- Who acquired World Vital Records?
As you can see in the example search in the image above, the sunset notice for World Vital Records, which was acquired by MyHeritage, was issued in September of 2018. Click the link to the article to read up on all the details.
When faced with a broken link your first impulse may be to ask another person or someone you see as an expert on the subject. That can work too, but chances are they may just ask you “did you Google it?” That’s because, like it or not, Googling at the moment you have the question is much faster and provides you with the latest information.
Think of Google as asking your question to every single web page in the world – all at once. If the answer is out there, Google can probably find it.
3. Google the Content
As I said, the internet is growing and changing every day and it is very possible you may find the content is now available elsewhere.
Any good source that provides website URLs will usually include information about what you’ll find on that website. You can use that information to run a Google search. Your goal is to determine if the information you seek is available elsewhere from the same provider, or identify another website that references the same content.
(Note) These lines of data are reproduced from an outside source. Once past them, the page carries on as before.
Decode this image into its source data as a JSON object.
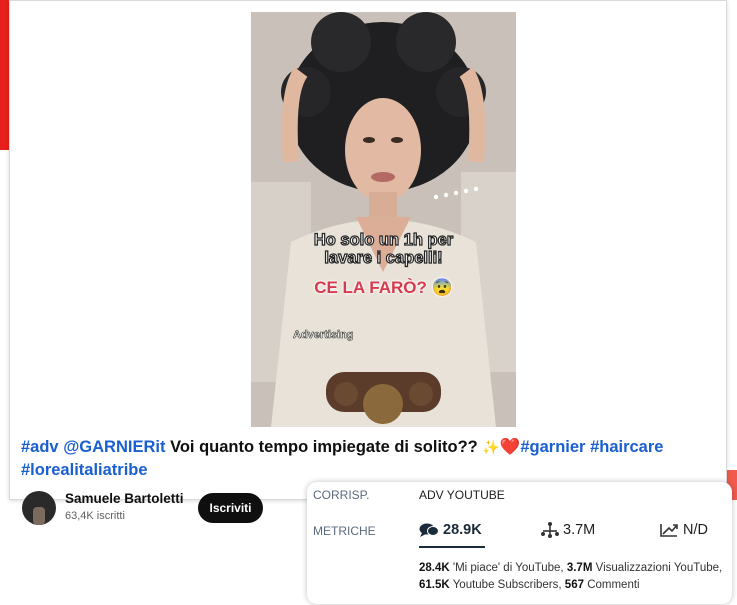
{
  "video": {
    "overlay_line1": "Ho solo un 1h per",
    "overlay_line2": "lavare i capelli!",
    "overlay_red": "CE LA FARÒ? 😨",
    "overlay_ad": "Advertising"
  },
  "caption": {
    "tag_adv": "#adv",
    "mention": "@GARNIERit",
    "text": "Voi quanto tempo impiegate di solito??",
    "sparkle": "✨",
    "heart": "❤️",
    "tag_garnier": "#garnier",
    "tag_haircare": "#haircare",
    "tag_loreal": "#lorealitaliatribe"
  },
  "channel": {
    "name": "Samuele Bartoletti",
    "subscribers": "63,4K iscritti",
    "subscribe_label": "Iscriviti"
  },
  "panel": {
    "corrisp_label": "CORRISP.",
    "corrisp_value": "ADV YOUTUBE",
    "metriche_label": "METRICHE",
    "comments": "28.9K",
    "network": "3.7M",
    "trend": "N/D",
    "detail": {
      "likes": "28.4K",
      "likes_text": "'Mi piace' di YouTube,",
      "views": "3.7M",
      "views_text": "Visualizzazioni YouTube,",
      "subs": "61.5K",
      "subs_text": "Youtube Subscribers,",
      "comments": "567",
      "comments_text": "Commenti"
    }
  },
  "colors": {
    "accent_red": "#e8201c",
    "hashtag_blue": "#1a5fd1",
    "overlay_red": "#d63a4e"
  },
  "icons": [
    "comment-bubbles-icon",
    "network-icon",
    "trend-up-icon"
  ]
}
Start by copying short phrases of key information and pasting it into the Google search box. Put quotation marks around the text. Quotation marks are a standard Google search operator and they will tell Google to search for web pages that include that exact phrase, sentence or paragraph. (Quotation marks also work on individual words such as surnames.) If you don’t get an exact search result, remove the quotation marks and place them just around the most important individual key words.
Here’s an example of how this works:
In Genealogy Gems Podcast episode 62 (published back in 2009) I talked with actor Darby Hinton about a new history-themed television series he was producing called Hintons Living History. The show notes include a link to the website devoted to the show. Clicking that link leads to an error page because the website has since been taken down. (For website publishers like myself, we are often faced with the decision between creating new content, or constantly combing through old published content to fix what is out of date. I think you will agree that continuing to create new content is preferable.)
Since the link no longer works, a Google search of the name of the television show in quotation marks (“Hintons Living History”) provides a plethora of information and videos to learn more about the show.
Obvious, But Not Always
While the solutions I’ve shared here may seem somewhat obvious, time and time again I’ve watched people get befuddled by running into broken genealogy website links. It’s totally understandable. In the excitement of the moment of finding something interesting, getting stopped in your tracks by a broken links creates frustration. Our brains tend to focus on that obstacle and frustration rather than the simple solutions that are available.
Now you have a game plan that you can use so that broken links will only be a blip on your genealogical research path.
This article was originally written in January 2019, and extensively updated August 6, 2019. Can you find the old version on the Wayback Machine?
About the Author: Lisa Louise Cooke
Lisa is the Producer and Host of the Genealogy Gems Podcast, an online genealogy audio show and app. She is the author of the books The Genealogist’s Google Toolbox, Mobile Genealogy, How to Find Your Family History in Newspapers, and the Google Earth for Genealogy video series, an international keynote speaker, and columnist for Family Tree Magazine.